Surfing the Web on a personal computer will become old-fashioned in less than ten years when the majority of Internet users are expected to access the Net through their mobile handsets, Geraldine Wilson, vice president of Yahoo! Europe Connected Life, told EURACTIV in an interview.
The IT giant, one of the leading companies in the growing mobile Internet market, predicts that by 2016 mobile handsets will take over PCs as the main devices to access the Internet. “Currently there are approximately a billion PCs and three billion mobiles. It is easy to see why we think mobile is such a huge opportunity,” Wilson told EURACTIV.
She was speaking ahead of the FT Business of Mobile Conference due to take place on 19-20 May in Brussels.
With or without a merger with Microsoft, Yahoo! is aiming to increase its offer of dedicated services for the mobile market with the goal of becoming the leader in search and advertising, Wilson said.

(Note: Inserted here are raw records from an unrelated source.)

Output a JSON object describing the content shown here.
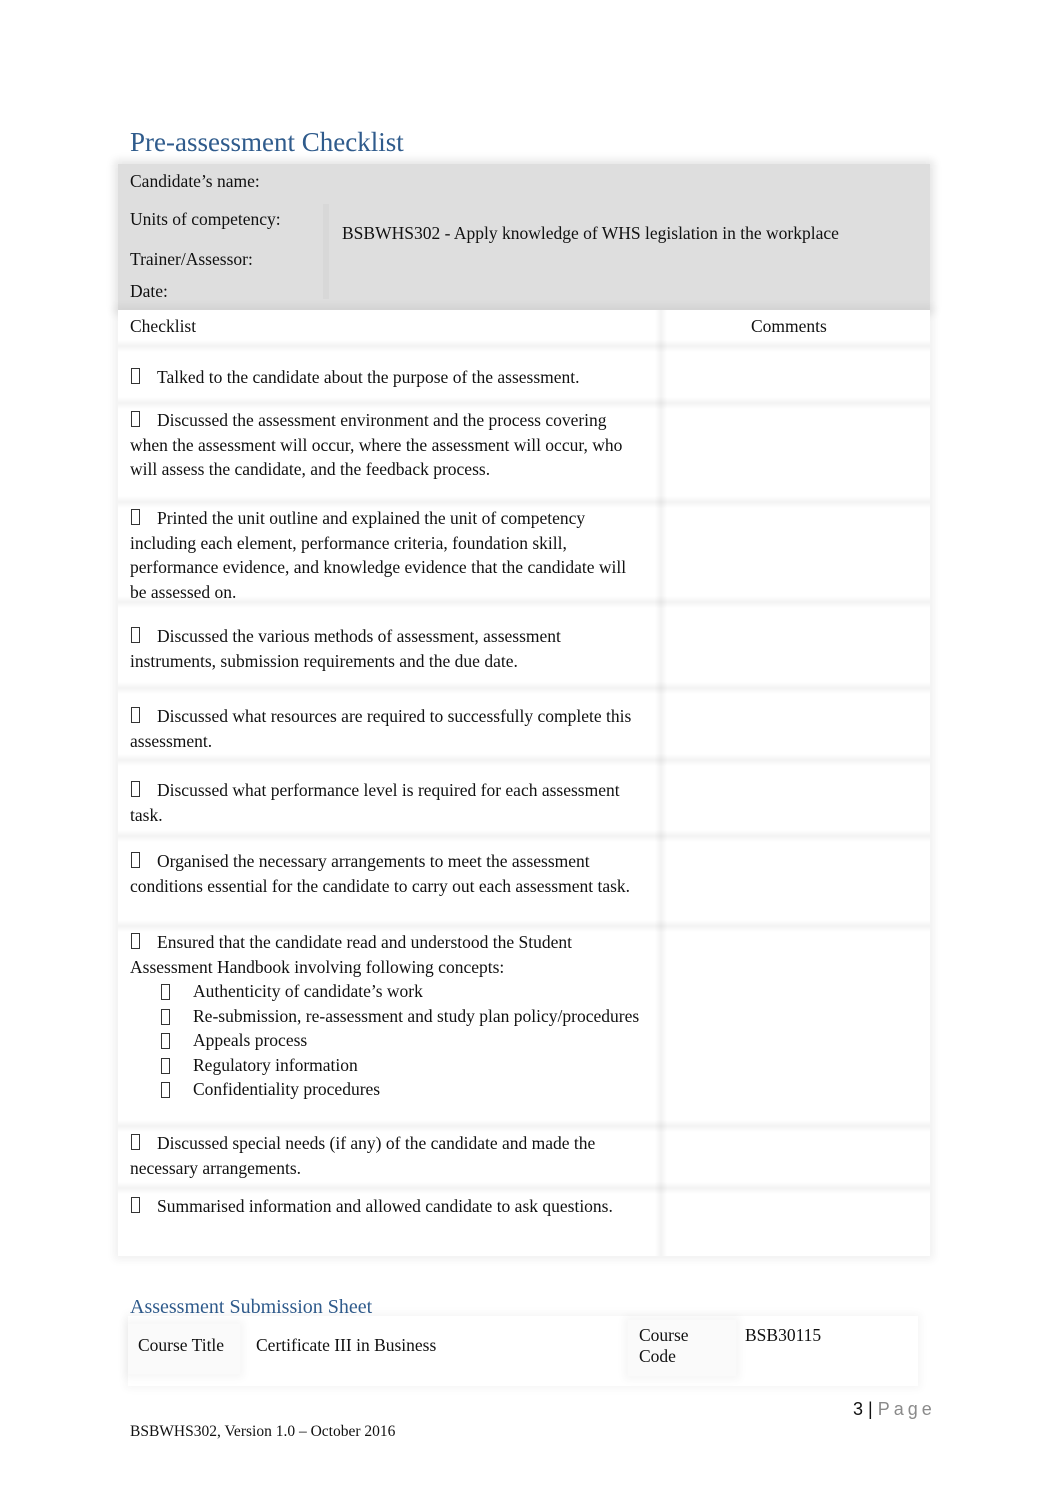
{
  "document": {
    "title": "Pre-assessment Checklist",
    "header": {
      "candidate_label": "Candidate’s name:",
      "units_label": "Units of competency:",
      "units_value": "BSBWHS302 - Apply knowledge of WHS legislation in the workplace",
      "trainer_label": "Trainer/Assessor:",
      "date_label": "Date:"
    },
    "checklist": {
      "col_checklist": "Checklist",
      "col_comments": "Comments",
      "items": [
        {
          "text": "Talked to the candidate about the purpose of the assessment."
        },
        {
          "text": "Discussed the assessment environment and the process covering when the assessment will occur, where the assessment will occur, who will assess the candidate, and the feedback process."
        },
        {
          "text": "Printed the unit outline and explained the unit of competency including each element, performance criteria, foundation skill, performance evidence, and knowledge evidence that the candidate will be assessed on."
        },
        {
          "text": "Discussed the various methods of assessment, assessment instruments, submission requirements and the due date."
        },
        {
          "text": "Discussed what resources are required to successfully complete this assessment."
        },
        {
          "text": "Discussed what performance level is required for each assessment task."
        },
        {
          "text": "Organised the necessary arrangements to meet the assessment conditions essential for the candidate to carry out each assessment task."
        },
        {
          "text": "Ensured that the candidate read and understood the Student Assessment Handbook involving following concepts:",
          "subitems": [
            "Authenticity of candidate’s work",
            "Re-submission, re-assessment and study plan policy/procedures",
            "Appeals process",
            "Regulatory information",
            "Confidentiality procedures"
          ]
        },
        {
          "text": "Discussed special needs (if any) of the candidate and made the necessary arrangements."
        },
        {
          "text": "Summarised information and allowed candidate to ask questions."
        }
      ]
    },
    "submission": {
      "title": "Assessment Submission Sheet",
      "course_title_label": "Course Title",
      "course_title_value": "Certificate III in Business",
      "course_code_label": "Course Code",
      "course_code_value": "BSB30115"
    },
    "page": {
      "number": "3",
      "separator": "|",
      "word": "Page"
    },
    "footer": "BSBWHS302, Version 1.0 – October 2016"
  }
}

Last year Yahoo! launched oneSearch, a service to help users search on the Web through their mobiles by providing more relevant results to their queries and thus reducing the time spent on search engines. With deals signed with 29 telecom operators across the world, Yahoo! already boasts a potential 600 million users for its new service.
Advertising on mobile handsets is the next frontier and Yahoo! is not worried about users’ potential negative reaction to graphic ads popping up in their phone’s displays. “What we think is that users are very positive towards this kind of advertising if they are relevant,” said Wilson, underlining the advantages for customers, who will get cheaper or free content in exchange for the ads they receive.
After oneSearch, Yahoo! plans to launch a voice-enabling search service in Europe (already launched in the US) and oneConnect, a data aggregator which allows users to spread information across social networking websites. Both new services are expected to be launched progressively from 2008 onwards in domestic EU markets.
Privacy concerns do not currently worry Yahoo! “We are very mindful of the privacy laws and very committed to ensuring we can operate with the deep trust of consumers in terms of privacy,” Wilson said.
EU regulators have taken steps to encourage the take-up of wireless internet on a mass market scale. Last year, the European Commission set out the conditions for the use of ultra-wideband technology (UWB), ensuring that all countries across the EU-27 use the same radio frequencies for the technology (EURACTIV 22/02/07).